Instructions to follow: Return all of the lines below exactly as they are.

[Start of section]

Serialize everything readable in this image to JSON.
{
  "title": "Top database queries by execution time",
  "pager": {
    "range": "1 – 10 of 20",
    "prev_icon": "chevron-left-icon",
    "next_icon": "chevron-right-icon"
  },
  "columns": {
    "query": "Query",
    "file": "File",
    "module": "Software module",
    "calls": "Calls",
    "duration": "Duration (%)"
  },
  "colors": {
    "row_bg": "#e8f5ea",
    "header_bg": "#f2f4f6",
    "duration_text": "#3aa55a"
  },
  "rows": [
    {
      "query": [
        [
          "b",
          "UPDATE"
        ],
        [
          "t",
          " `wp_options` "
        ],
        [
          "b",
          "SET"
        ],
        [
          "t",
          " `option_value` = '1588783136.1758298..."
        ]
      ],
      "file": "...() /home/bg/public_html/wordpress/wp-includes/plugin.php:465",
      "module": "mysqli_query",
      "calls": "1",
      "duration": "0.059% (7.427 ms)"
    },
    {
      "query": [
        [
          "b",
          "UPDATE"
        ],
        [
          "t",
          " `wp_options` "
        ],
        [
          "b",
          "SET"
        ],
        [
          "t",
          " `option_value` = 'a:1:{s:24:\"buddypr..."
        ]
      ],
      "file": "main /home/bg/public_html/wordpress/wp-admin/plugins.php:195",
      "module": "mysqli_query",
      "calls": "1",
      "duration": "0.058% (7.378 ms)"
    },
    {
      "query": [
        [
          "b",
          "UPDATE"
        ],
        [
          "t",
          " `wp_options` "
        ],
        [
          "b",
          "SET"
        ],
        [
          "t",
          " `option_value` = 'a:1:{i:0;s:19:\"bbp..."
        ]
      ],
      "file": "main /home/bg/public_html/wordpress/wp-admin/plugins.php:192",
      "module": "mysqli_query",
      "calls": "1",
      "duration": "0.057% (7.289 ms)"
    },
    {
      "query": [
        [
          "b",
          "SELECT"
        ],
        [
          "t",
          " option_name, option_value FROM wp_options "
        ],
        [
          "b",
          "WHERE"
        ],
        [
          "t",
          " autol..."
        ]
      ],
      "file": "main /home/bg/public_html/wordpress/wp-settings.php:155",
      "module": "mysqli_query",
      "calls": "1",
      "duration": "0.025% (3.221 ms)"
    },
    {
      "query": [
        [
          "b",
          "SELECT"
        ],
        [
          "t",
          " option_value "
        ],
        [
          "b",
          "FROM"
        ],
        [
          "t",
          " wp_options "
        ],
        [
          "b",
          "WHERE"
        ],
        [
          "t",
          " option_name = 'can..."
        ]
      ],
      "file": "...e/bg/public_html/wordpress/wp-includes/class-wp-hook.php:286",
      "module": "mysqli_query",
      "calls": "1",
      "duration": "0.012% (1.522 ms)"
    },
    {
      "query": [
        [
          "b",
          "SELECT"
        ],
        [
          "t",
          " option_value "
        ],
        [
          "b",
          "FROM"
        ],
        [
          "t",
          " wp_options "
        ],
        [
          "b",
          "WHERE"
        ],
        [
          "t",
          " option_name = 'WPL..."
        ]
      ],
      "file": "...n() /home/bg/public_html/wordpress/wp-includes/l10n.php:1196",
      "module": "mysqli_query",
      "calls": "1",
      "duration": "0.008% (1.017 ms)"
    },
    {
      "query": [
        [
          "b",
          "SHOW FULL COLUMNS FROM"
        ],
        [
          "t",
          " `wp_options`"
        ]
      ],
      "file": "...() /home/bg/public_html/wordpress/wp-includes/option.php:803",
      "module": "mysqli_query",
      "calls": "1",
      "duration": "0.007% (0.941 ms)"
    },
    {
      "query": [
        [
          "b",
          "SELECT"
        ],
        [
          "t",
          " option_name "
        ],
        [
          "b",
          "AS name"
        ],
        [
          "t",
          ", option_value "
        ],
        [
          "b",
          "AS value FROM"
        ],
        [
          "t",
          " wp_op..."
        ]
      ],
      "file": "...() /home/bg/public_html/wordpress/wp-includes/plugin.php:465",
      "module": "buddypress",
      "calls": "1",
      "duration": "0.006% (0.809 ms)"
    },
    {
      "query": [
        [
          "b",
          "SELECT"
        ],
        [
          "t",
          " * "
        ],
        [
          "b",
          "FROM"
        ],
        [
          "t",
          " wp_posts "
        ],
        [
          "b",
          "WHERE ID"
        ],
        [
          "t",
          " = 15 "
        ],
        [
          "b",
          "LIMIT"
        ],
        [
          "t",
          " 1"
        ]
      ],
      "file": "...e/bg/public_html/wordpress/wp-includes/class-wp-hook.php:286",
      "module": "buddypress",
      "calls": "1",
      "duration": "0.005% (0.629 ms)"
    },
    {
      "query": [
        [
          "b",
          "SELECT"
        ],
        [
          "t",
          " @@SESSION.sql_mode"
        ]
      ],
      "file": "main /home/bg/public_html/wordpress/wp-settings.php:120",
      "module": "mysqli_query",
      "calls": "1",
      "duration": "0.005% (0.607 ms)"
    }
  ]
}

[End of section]

Response below:
Serialize everything readable in this image to JSON.
{
  "title": "Top database queries by execution time",
  "pager": {
    "range": "1 – 10 of 20",
    "prev_icon": "chevron-left-icon",
    "next_icon": "chevron-right-icon"
  },
  "columns": {
    "query": "Query",
    "file": "File",
    "module": "Software module",
    "calls": "Calls",
    "duration": "Duration (%)"
  },
  "colors": {
    "row_bg": "#e8f5ea",
    "header_bg": "#f2f4f6",
    "duration_text": "#3aa55a"
  },
  "rows": [
    {
      "query": [
        [
          "b",
          "UPDATE"
        ],
        [
          "t",
          " `wp_options` "
        ],
        [
          "b",
          "SET"
        ],
        [
          "t",
          " `option_value` = '1588783136.1758298..."
        ]
      ],
      "file": "...() /home/bg/public_html/wordpress/wp-includes/plugin.php:465",
      "module": "mysqli_query",
      "calls": "1",
      "duration": "0.059% (7.427 ms)"
    },
    {
      "query": [
        [
          "b",
          "UPDATE"
        ],
        [
          "t",
          " `wp_options` "
        ],
        [
          "b",
          "SET"
        ],
        [
          "t",
          " `option_value` = 'a:1:{s:24:\"buddypr..."
        ]
      ],
      "file": "main /home/bg/public_html/wordpress/wp-admin/plugins.php:195",
      "module": "mysqli_query",
      "calls": "1",
      "duration": "0.058% (7.378 ms)"
    },
    {
      "query": [
        [
          "b",
          "UPDATE"
        ],
        [
          "t",
          " `wp_options` "
        ],
        [
          "b",
          "SET"
        ],
        [
          "t",
          " `option_value` = 'a:1:{i:0;s:19:\"bbp..."
        ]
      ],
      "file": "main /home/bg/public_html/wordpress/wp-admin/plugins.php:192",
      "module": "mysqli_query",
      "calls": "1",
      "duration": "0.057% (7.289 ms)"
    },
    {
      "query": [
        [
          "b",
          "SELECT"
        ],
        [
          "t",
          " option_name, option_value FROM wp_options "
        ],
        [
          "b",
          "WHERE"
        ],
        [
          "t",
          " autol..."
        ]
      ],
      "file": "main /home/bg/public_html/wordpress/wp-settings.php:155",
      "module": "mysqli_query",
      "calls": "1",
      "duration": "0.025% (3.221 ms)"
    },
    {
      "query": [
        [
          "b",
          "SELECT"
        ],
        [
          "t",
          " option_value "
        ],
        [
          "b",
          "FROM"
        ],
        [
          "t",
          " wp_options "
        ],
        [
          "b",
          "WHERE"
        ],
        [
          "t",
          " option_name = 'can..."
        ]
      ],
      "file": "...e/bg/public_html/wordpress/wp-includes/class-wp-hook.php:286",
      "module": "mysqli_query",
      "calls": "1",
      "duration": "0.012% (1.522 ms)"
    },
    {
      "query": [
        [
          "b",
          "SELECT"
        ],
        [
          "t",
          " option_value "
        ],
        [
          "b",
          "FROM"
        ],
        [
          "t",
          " wp_options "
        ],
        [
          "b",
          "WHERE"
        ],
        [
          "t",
          " option_name = 'WPL..."
        ]
      ],
      "file": "...n() /home/bg/public_html/wordpress/wp-includes/l10n.php:1196",
      "module": "mysqli_query",
      "calls": "1",
      "duration": "0.008% (1.017 ms)"
    },
    {
      "query": [
        [
          "b",
          "SHOW FULL COLUMNS FROM"
        ],
        [
          "t",
          " `wp_options`"
        ]
      ],
      "file": "...() /home/bg/public_html/wordpress/wp-includes/option.php:803",
      "module": "mysqli_query",
      "calls": "1",
      "duration": "0.007% (0.941 ms)"
    },
    {
      "query": [
        [
          "b",
          "SELECT"
        ],
        [
          "t",
          " option_name "
        ],
        [
          "b",
          "AS name"
        ],
        [
          "t",
          ", option_value "
        ],
        [
          "b",
          "AS value FROM"
        ],
        [
          "t",
          " wp_op..."
        ]
      ],
      "file": "...() /home/bg/public_html/wordpress/wp-includes/plugin.php:465",
      "module": "buddypress",
      "calls": "1",
      "duration": "0.006% (0.809 ms)"
    },
    {
      "query": [
        [
          "b",
          "SELECT"
        ],
        [
          "t",
          " * "
        ],
        [
          "b",
          "FROM"
        ],
        [
          "t",
          " wp_posts "
        ],
        [
          "b",
          "WHERE ID"
        ],
        [
          "t",
          " = 15 "
        ],
        [
          "b",
          "LIMIT"
        ],
        [
          "t",
          " 1"
        ]
      ],
      "file": "...e/bg/public_html/wordpress/wp-includes/class-wp-hook.php:286",
      "module": "buddypress",
      "calls": "1",
      "duration": "0.005% (0.629 ms)"
    },
    {
      "query": [
        [
          "b",
          "SELECT"
        ],
        [
          "t",
          " @@SESSION.sql_mode"
        ]
      ],
      "file": "main /home/bg/public_html/wordpress/wp-settings.php:120",
      "module": "mysqli_query",
      "calls": "1",
      "duration": "0.005% (0.607 ms)"
    }
  ]
}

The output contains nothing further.